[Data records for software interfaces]
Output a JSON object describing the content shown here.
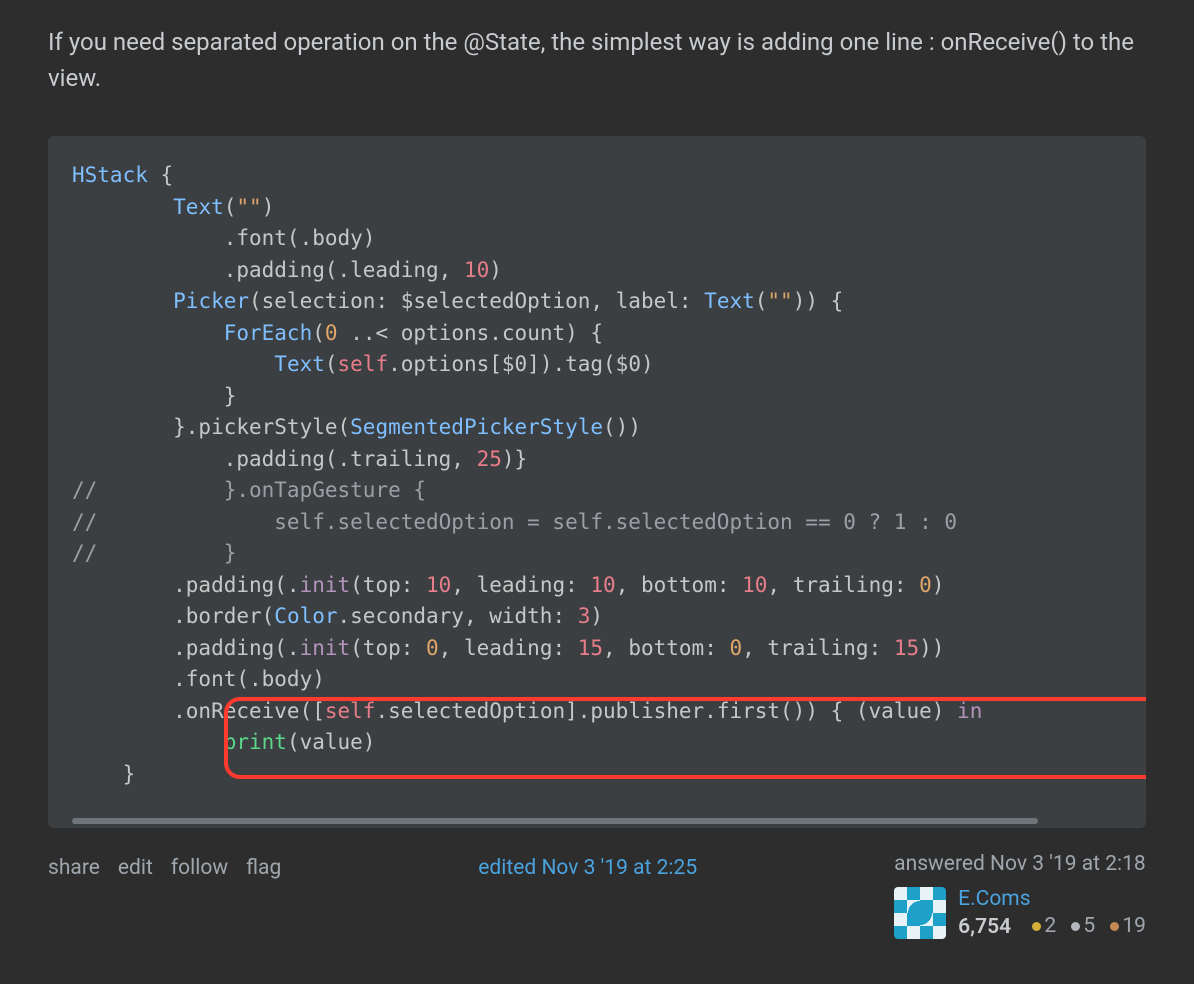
{
  "answer": {
    "text": "If you need separated operation on the @State, the simplest way is adding one line : onReceive() to the view."
  },
  "code": {
    "line1_HStack": "HStack",
    "line1_brace": " {",
    "line2_indent": "        ",
    "line2_Text": "Text",
    "line2_paren": "(",
    "line2_str": "\"\"",
    "line2_close": ")",
    "line3": "            .font(.body)",
    "line4_a": "            .padding(.leading, ",
    "line4_num": "10",
    "line4_b": ")",
    "line5_indent": "        ",
    "line5_Picker": "Picker",
    "line5_a": "(selection: $selectedOption, label: ",
    "line5_Text": "Text",
    "line5_p": "(",
    "line5_str": "\"\"",
    "line5_b": ")) {",
    "line6_indent": "            ",
    "line6_ForEach": "ForEach",
    "line6_p": "(",
    "line6_zero": "0",
    "line6_a": " ..< options.count) {",
    "line7_indent": "                ",
    "line7_Text": "Text",
    "line7_p": "(",
    "line7_self": "self",
    "line7_a": ".options[$0]).tag($0)",
    "line8": "            }",
    "line9_a": "        }.pickerStyle(",
    "line9_Seg": "SegmentedPickerStyle",
    "line9_b": "())",
    "line10_a": "            .padding(.trailing, ",
    "line10_num": "25",
    "line10_b": ")}",
    "line11": "//          }.onTapGesture {",
    "line12": "//              self.selectedOption = self.selectedOption == 0 ? 1 : 0",
    "line13": "//          }",
    "line14_a": "        .padding(.",
    "line14_init": "init",
    "line14_b": "(top: ",
    "line14_n1": "10",
    "line14_c": ", leading: ",
    "line14_n2": "10",
    "line14_d": ", bottom: ",
    "line14_n3": "10",
    "line14_e": ", trailing: ",
    "line14_n4": "0",
    "line14_f": ")",
    "line15_a": "        .border(",
    "line15_Color": "Color",
    "line15_b": ".secondary, width: ",
    "line15_n": "3",
    "line15_c": ")",
    "line16_a": "        .padding(.",
    "line16_init": "init",
    "line16_b": "(top: ",
    "line16_n1": "0",
    "line16_c": ", leading: ",
    "line16_n2": "15",
    "line16_d": ", bottom: ",
    "line16_n3": "0",
    "line16_e": ", trailing: ",
    "line16_n4": "15",
    "line16_f": "))",
    "line17": "        .font(.body)",
    "line18_a": "        .onReceive([",
    "line18_self": "self",
    "line18_b": ".selectedOption].publisher.first()) { (value) ",
    "line18_in": "in",
    "line19_a": "            ",
    "line19_print": "print",
    "line19_b": "(value)",
    "line20": "    }"
  },
  "actions": {
    "share": "share",
    "edit": "edit",
    "follow": "follow",
    "flag": "flag"
  },
  "edited": "edited Nov 3 '19 at 2:25",
  "answered": "answered Nov 3 '19 at 2:18",
  "user": {
    "name": "E.Coms",
    "rep": "6,754",
    "gold": "2",
    "silver": "5",
    "bronze": "19"
  }
}
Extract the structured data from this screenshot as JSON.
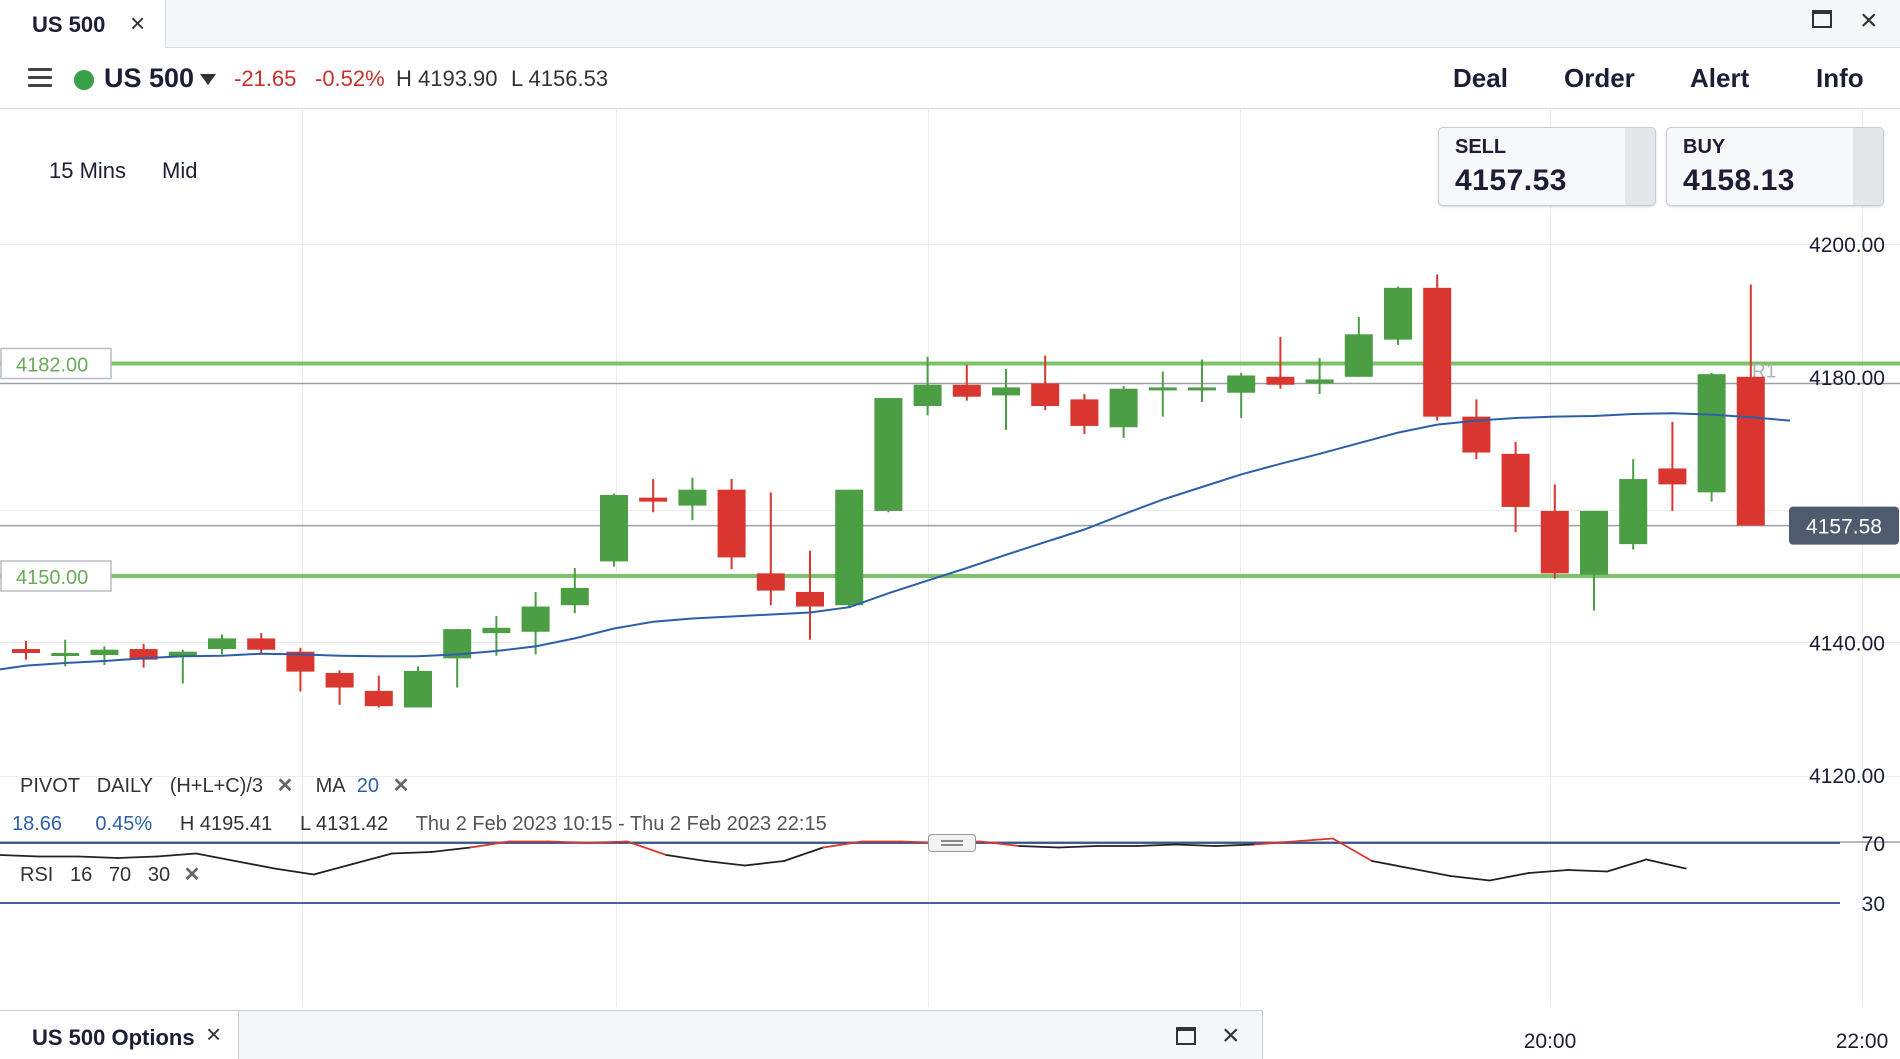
{
  "window": {
    "tab_title": "US 500",
    "close_icon": "×"
  },
  "toolbar": {
    "instrument": "US 500",
    "change": "-21.65",
    "change_pct": "-0.52%",
    "high": "H 4193.90",
    "low": "L 4156.53",
    "menu": [
      "Deal",
      "Order",
      "Alert",
      "Info"
    ]
  },
  "chart_controls": {
    "timeframe": "15 Mins",
    "price_type": "Mid"
  },
  "quote": {
    "sell_label": "SELL",
    "sell_price": "4157.53",
    "buy_label": "BUY",
    "buy_price": "4158.13"
  },
  "colors": {
    "up": "#4b9e44",
    "down": "#d8362f",
    "level_line": "#7cc26a",
    "ma": "#2d5fa8",
    "rsi": "#222222",
    "rsi_over": "#d8362f",
    "rsi_band": "#2b4c8c",
    "last_price_bg": "#4e5a6e"
  },
  "legend": {
    "pivot_label": "PIVOT",
    "pivot_period": "DAILY",
    "pivot_formula": "(H+L+C)/3",
    "ma_label": "MA",
    "ma_period": "20",
    "range_change": "18.66",
    "range_pct": "0.45%",
    "range_high": "H 4195.41",
    "range_low": "L 4131.42",
    "range_dates": "Thu 2 Feb 2023 10:15 - Thu 2 Feb 2023 22:15",
    "rsi_label": "RSI",
    "rsi_period": "16",
    "rsi_upper": "70",
    "rsi_lower": "30"
  },
  "chart_data": {
    "type": "candlestick",
    "price_axis": {
      "ticks": [
        "4200.00",
        "4180.00",
        "4140.00",
        "4120.00"
      ],
      "ylim": [
        4115,
        4220
      ]
    },
    "levels": [
      {
        "value": 4182.0,
        "label": "4182.00"
      },
      {
        "value": 4150.0,
        "label": "4150.00"
      }
    ],
    "pivot_label": "R1",
    "last_price": {
      "value": 4157.58,
      "label": "4157.58"
    },
    "time_labels": [
      "20:00",
      "22:00"
    ],
    "candles": [
      {
        "o": 4139.0,
        "h": 4140.2,
        "l": 4137.4,
        "c": 4138.4
      },
      {
        "o": 4138.4,
        "h": 4140.4,
        "l": 4136.4,
        "c": 4138.4
      },
      {
        "o": 4138.1,
        "h": 4139.4,
        "l": 4136.6,
        "c": 4138.9
      },
      {
        "o": 4139.0,
        "h": 4139.8,
        "l": 4136.2,
        "c": 4137.4
      },
      {
        "o": 4137.9,
        "h": 4138.9,
        "l": 4133.8,
        "c": 4138.6
      },
      {
        "o": 4139.0,
        "h": 4141.2,
        "l": 4138.2,
        "c": 4140.6
      },
      {
        "o": 4140.6,
        "h": 4141.4,
        "l": 4138.2,
        "c": 4138.9
      },
      {
        "o": 4138.6,
        "h": 4139.2,
        "l": 4132.6,
        "c": 4135.6
      },
      {
        "o": 4135.4,
        "h": 4135.8,
        "l": 4130.6,
        "c": 4133.2
      },
      {
        "o": 4132.7,
        "h": 4135.0,
        "l": 4130.2,
        "c": 4130.4
      },
      {
        "o": 4130.2,
        "h": 4136.4,
        "l": 4130.2,
        "c": 4135.7
      },
      {
        "o": 4137.6,
        "h": 4142.0,
        "l": 4133.2,
        "c": 4142.0
      },
      {
        "o": 4141.4,
        "h": 4144.0,
        "l": 4138.0,
        "c": 4142.2
      },
      {
        "o": 4141.6,
        "h": 4147.6,
        "l": 4138.2,
        "c": 4145.4
      },
      {
        "o": 4145.6,
        "h": 4151.2,
        "l": 4144.4,
        "c": 4148.2
      },
      {
        "o": 4152.2,
        "h": 4162.4,
        "l": 4151.4,
        "c": 4162.2
      },
      {
        "o": 4161.8,
        "h": 4164.6,
        "l": 4159.6,
        "c": 4161.2
      },
      {
        "o": 4160.6,
        "h": 4164.8,
        "l": 4158.4,
        "c": 4163.0
      },
      {
        "o": 4163.0,
        "h": 4164.6,
        "l": 4151.0,
        "c": 4152.8
      },
      {
        "o": 4150.4,
        "h": 4162.6,
        "l": 4145.6,
        "c": 4147.8
      },
      {
        "o": 4147.6,
        "h": 4153.8,
        "l": 4140.4,
        "c": 4145.4
      },
      {
        "o": 4145.6,
        "h": 4162.6,
        "l": 4145.2,
        "c": 4163.0
      },
      {
        "o": 4159.8,
        "h": 4176.6,
        "l": 4159.6,
        "c": 4176.8
      },
      {
        "o": 4175.6,
        "h": 4183.0,
        "l": 4174.2,
        "c": 4178.8
      },
      {
        "o": 4178.8,
        "h": 4181.8,
        "l": 4176.4,
        "c": 4177.0
      },
      {
        "o": 4177.2,
        "h": 4181.2,
        "l": 4172.0,
        "c": 4178.4
      },
      {
        "o": 4179.0,
        "h": 4183.2,
        "l": 4175.0,
        "c": 4175.6
      },
      {
        "o": 4176.6,
        "h": 4177.4,
        "l": 4171.4,
        "c": 4172.6
      },
      {
        "o": 4172.4,
        "h": 4178.6,
        "l": 4170.8,
        "c": 4178.2
      },
      {
        "o": 4178.2,
        "h": 4180.8,
        "l": 4174.0,
        "c": 4178.4
      },
      {
        "o": 4178.4,
        "h": 4182.6,
        "l": 4176.2,
        "c": 4178.4
      },
      {
        "o": 4177.6,
        "h": 4180.6,
        "l": 4173.8,
        "c": 4180.2
      },
      {
        "o": 4180.0,
        "h": 4186.0,
        "l": 4178.2,
        "c": 4178.8
      },
      {
        "o": 4179.0,
        "h": 4182.8,
        "l": 4177.4,
        "c": 4179.6
      },
      {
        "o": 4180.0,
        "h": 4189.0,
        "l": 4180.0,
        "c": 4186.4
      },
      {
        "o": 4185.6,
        "h": 4193.6,
        "l": 4184.8,
        "c": 4193.4
      },
      {
        "o": 4193.4,
        "h": 4195.4,
        "l": 4173.4,
        "c": 4174.0
      },
      {
        "o": 4174.0,
        "h": 4176.6,
        "l": 4167.6,
        "c": 4168.6
      },
      {
        "o": 4168.4,
        "h": 4170.2,
        "l": 4156.6,
        "c": 4160.4
      },
      {
        "o": 4159.8,
        "h": 4163.8,
        "l": 4149.6,
        "c": 4150.4
      },
      {
        "o": 4150.2,
        "h": 4159.8,
        "l": 4144.8,
        "c": 4159.8
      },
      {
        "o": 4154.8,
        "h": 4167.6,
        "l": 4154.0,
        "c": 4164.6
      },
      {
        "o": 4166.2,
        "h": 4173.2,
        "l": 4159.8,
        "c": 4163.8
      },
      {
        "o": 4162.6,
        "h": 4180.6,
        "l": 4161.2,
        "c": 4180.4
      },
      {
        "o": 4180.0,
        "h": 4193.9,
        "l": 4157.6,
        "c": 4157.6
      }
    ],
    "ma": [
      4136.5,
      4136.9,
      4137.2,
      4137.6,
      4137.9,
      4138.0,
      4138.3,
      4138.2,
      4138.0,
      4137.9,
      4137.9,
      4138.2,
      4138.7,
      4139.4,
      4140.6,
      4142.1,
      4143.1,
      4143.6,
      4143.9,
      4144.2,
      4144.5,
      4145.3,
      4147.4,
      4149.3,
      4151.2,
      4153.2,
      4155.1,
      4157.0,
      4159.3,
      4161.5,
      4163.4,
      4165.3,
      4166.9,
      4168.4,
      4170.0,
      4171.6,
      4172.8,
      4173.4,
      4173.8,
      4174.0,
      4174.1,
      4174.4,
      4174.5,
      4174.3,
      4173.9,
      4173.4
    ],
    "rsi": {
      "upper": 70,
      "lower": 30,
      "values": [
        62,
        61,
        61,
        60,
        61,
        63,
        58,
        53,
        49,
        56,
        63,
        64,
        67,
        71,
        71,
        70,
        71,
        62,
        58,
        55,
        58,
        67,
        71,
        71,
        70,
        71,
        68,
        67,
        68,
        68,
        69,
        68,
        69,
        71,
        73,
        58,
        53,
        48,
        45,
        50,
        52,
        51,
        59,
        53
      ]
    }
  }
}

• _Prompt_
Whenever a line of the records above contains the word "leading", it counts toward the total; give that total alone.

• _Exercise output_
3